* **What you need to do**:
How many of the lines below hold "レポート"? Only the number, please.

* **Records to use**:
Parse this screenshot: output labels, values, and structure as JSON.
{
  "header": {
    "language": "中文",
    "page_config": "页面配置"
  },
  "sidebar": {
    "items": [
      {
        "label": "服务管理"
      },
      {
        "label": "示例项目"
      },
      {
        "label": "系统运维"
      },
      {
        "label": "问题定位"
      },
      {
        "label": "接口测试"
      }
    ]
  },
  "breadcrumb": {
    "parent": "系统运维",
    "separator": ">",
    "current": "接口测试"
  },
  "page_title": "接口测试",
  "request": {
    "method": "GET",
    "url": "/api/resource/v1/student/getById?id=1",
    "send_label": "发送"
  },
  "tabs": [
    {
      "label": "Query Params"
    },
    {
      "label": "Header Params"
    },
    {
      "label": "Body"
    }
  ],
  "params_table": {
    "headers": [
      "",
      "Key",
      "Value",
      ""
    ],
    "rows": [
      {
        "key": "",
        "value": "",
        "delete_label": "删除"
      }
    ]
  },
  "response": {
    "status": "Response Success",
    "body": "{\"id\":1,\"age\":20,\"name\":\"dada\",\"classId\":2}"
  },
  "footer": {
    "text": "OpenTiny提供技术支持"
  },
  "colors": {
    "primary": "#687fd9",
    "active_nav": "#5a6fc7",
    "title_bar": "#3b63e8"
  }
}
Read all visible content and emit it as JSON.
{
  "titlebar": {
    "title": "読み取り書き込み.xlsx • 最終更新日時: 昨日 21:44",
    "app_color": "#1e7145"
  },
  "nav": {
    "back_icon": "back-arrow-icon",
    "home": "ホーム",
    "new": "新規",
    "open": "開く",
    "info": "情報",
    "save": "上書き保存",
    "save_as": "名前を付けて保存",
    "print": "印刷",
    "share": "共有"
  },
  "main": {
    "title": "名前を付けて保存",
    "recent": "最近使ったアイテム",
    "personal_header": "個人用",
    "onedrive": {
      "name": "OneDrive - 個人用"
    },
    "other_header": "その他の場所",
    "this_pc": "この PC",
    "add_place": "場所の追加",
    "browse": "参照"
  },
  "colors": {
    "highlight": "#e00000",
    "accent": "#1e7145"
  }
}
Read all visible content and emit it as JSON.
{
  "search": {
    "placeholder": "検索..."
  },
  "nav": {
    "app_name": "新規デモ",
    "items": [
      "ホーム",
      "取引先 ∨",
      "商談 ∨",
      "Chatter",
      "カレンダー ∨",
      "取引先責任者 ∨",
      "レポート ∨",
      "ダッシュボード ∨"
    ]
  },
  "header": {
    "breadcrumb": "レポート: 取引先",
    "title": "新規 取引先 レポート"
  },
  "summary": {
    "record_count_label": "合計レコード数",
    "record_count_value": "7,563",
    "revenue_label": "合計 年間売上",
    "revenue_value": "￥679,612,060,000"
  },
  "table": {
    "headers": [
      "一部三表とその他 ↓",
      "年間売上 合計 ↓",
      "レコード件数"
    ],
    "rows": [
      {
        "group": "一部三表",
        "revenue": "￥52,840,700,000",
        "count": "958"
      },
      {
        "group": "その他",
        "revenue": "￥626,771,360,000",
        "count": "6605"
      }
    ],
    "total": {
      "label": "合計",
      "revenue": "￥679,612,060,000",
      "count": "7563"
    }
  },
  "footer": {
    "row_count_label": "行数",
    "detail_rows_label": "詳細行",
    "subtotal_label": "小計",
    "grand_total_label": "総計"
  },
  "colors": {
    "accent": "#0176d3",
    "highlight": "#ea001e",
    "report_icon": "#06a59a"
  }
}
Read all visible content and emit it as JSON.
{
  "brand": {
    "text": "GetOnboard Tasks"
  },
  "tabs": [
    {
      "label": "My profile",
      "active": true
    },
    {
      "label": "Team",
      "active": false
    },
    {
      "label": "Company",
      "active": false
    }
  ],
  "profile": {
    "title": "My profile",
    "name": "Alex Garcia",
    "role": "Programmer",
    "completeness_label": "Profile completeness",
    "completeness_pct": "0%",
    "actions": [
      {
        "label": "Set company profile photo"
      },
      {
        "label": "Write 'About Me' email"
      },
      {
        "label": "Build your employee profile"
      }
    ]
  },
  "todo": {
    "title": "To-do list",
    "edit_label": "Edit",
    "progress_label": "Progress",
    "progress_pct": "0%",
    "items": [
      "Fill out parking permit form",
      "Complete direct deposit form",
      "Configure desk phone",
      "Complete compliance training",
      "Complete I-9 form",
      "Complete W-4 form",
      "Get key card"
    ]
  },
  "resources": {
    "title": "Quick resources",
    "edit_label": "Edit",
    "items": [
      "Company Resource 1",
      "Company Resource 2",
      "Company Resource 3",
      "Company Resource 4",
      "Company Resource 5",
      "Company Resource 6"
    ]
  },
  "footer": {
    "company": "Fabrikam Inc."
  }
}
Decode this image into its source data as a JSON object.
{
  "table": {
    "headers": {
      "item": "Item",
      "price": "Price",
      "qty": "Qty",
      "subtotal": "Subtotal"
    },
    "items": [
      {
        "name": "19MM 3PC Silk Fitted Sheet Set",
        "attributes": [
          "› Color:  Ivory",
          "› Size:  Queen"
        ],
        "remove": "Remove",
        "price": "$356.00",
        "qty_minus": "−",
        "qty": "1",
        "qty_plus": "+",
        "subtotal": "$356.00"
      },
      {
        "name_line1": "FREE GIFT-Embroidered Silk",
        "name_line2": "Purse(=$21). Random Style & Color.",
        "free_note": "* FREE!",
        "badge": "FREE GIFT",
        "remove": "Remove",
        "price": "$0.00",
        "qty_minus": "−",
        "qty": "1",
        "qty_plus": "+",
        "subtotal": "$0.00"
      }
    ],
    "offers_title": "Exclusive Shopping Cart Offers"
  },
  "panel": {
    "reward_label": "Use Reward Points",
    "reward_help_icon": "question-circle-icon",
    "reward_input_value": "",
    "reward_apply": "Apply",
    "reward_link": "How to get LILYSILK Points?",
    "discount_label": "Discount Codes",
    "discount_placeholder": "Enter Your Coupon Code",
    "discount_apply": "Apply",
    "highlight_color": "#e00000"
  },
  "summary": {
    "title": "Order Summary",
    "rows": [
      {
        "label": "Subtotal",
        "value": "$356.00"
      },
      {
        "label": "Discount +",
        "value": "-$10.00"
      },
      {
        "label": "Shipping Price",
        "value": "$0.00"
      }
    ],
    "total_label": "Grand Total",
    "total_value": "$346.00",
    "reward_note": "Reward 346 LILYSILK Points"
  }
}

* **Result below**:
3